• EXERCISE: Print the whole listing below again, exactly as given.

========================

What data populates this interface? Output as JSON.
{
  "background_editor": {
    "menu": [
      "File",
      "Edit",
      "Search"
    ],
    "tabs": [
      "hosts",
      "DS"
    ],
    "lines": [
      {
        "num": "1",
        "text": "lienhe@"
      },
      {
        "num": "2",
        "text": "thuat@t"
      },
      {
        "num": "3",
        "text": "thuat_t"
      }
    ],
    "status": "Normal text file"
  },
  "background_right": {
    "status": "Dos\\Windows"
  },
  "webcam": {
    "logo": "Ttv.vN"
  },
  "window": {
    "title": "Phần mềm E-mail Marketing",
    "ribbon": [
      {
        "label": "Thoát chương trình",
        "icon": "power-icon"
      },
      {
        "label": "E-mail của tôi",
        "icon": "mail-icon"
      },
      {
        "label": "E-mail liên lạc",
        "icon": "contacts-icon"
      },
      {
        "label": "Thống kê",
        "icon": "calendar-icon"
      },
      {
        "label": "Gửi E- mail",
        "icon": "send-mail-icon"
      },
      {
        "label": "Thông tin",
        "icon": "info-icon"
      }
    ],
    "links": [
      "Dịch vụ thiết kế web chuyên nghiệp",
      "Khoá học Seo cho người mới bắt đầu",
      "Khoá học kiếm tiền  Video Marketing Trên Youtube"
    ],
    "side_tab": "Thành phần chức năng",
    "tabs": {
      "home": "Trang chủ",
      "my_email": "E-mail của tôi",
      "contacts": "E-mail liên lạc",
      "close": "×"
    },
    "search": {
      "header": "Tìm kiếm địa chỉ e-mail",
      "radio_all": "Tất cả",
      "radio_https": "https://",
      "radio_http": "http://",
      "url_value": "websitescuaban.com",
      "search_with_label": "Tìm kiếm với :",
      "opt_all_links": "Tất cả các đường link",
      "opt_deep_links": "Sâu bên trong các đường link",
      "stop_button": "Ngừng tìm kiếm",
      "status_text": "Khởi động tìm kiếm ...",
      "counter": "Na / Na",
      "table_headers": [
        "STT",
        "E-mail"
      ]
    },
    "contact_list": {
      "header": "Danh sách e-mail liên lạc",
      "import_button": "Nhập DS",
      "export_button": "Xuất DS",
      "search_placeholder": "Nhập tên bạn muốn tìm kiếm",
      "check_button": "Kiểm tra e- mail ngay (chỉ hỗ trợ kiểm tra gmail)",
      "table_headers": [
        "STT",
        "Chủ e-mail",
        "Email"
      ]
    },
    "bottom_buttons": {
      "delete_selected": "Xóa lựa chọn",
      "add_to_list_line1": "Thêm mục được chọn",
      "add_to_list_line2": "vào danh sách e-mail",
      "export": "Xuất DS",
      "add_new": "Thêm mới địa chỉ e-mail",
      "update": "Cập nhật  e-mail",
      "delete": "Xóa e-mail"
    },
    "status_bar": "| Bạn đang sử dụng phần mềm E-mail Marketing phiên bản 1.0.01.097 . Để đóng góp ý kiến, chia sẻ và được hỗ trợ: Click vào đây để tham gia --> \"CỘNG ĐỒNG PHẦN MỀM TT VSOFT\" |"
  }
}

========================

• TASK RESPONSE:
What data populates this interface? Output as JSON.
{
  "background_editor": {
    "menu": [
      "File",
      "Edit",
      "Search"
    ],
    "tabs": [
      "hosts",
      "DS"
    ],
    "lines": [
      {
        "num": "1",
        "text": "lienhe@"
      },
      {
        "num": "2",
        "text": "thuat@t"
      },
      {
        "num": "3",
        "text": "thuat_t"
      }
    ],
    "status": "Normal text file"
  },
  "background_right": {
    "status": "Dos\\Windows"
  },
  "webcam": {
    "logo": "Ttv.vN"
  },
  "window": {
    "title": "Phần mềm E-mail Marketing",
    "ribbon": [
      {
        "label": "Thoát chương trình",
        "icon": "power-icon"
      },
      {
        "label": "E-mail của tôi",
        "icon": "mail-icon"
      },
      {
        "label": "E-mail liên lạc",
        "icon": "contacts-icon"
      },
      {
        "label": "Thống kê",
        "icon": "calendar-icon"
      },
      {
        "label": "Gửi E- mail",
        "icon": "send-mail-icon"
      },
      {
        "label": "Thông tin",
        "icon": "info-icon"
      }
    ],
    "links": [
      "Dịch vụ thiết kế web chuyên nghiệp",
      "Khoá học Seo cho người mới bắt đầu",
      "Khoá học kiếm tiền  Video Marketing Trên Youtube"
    ],
    "side_tab": "Thành phần chức năng",
    "tabs": {
      "home": "Trang chủ",
      "my_email": "E-mail của tôi",
      "contacts": "E-mail liên lạc",
      "close": "×"
    },
    "search": {
      "header": "Tìm kiếm địa chỉ e-mail",
      "radio_all": "Tất cả",
      "radio_https": "https://",
      "radio_http": "http://",
      "url_value": "websitescuaban.com",
      "search_with_label": "Tìm kiếm với :",
      "opt_all_links": "Tất cả các đường link",
      "opt_deep_links": "Sâu bên trong các đường link",
      "stop_button": "Ngừng tìm kiếm",
      "status_text": "Khởi động tìm kiếm ...",
      "counter": "Na / Na",
      "table_headers": [
        "STT",
        "E-mail"
      ]
    },
    "contact_list": {
      "header": "Danh sách e-mail liên lạc",
      "import_button": "Nhập DS",
      "export_button": "Xuất DS",
      "search_placeholder": "Nhập tên bạn muốn tìm kiếm",
      "check_button": "Kiểm tra e- mail ngay (chỉ hỗ trợ kiểm tra gmail)",
      "table_headers": [
        "STT",
        "Chủ e-mail",
        "Email"
      ]
    },
    "bottom_buttons": {
      "delete_selected": "Xóa lựa chọn",
      "add_to_list_line1": "Thêm mục được chọn",
      "add_to_list_line2": "vào danh sách e-mail",
      "export": "Xuất DS",
      "add_new": "Thêm mới địa chỉ e-mail",
      "update": "Cập nhật  e-mail",
      "delete": "Xóa e-mail"
    },
    "status_bar": "| Bạn đang sử dụng phần mềm E-mail Marketing phiên bản 1.0.01.097 . Để đóng góp ý kiến, chia sẻ và được hỗ trợ: Click vào đây để tham gia --> \"CỘNG ĐỒNG PHẦN MỀM TT VSOFT\" |"
  }
}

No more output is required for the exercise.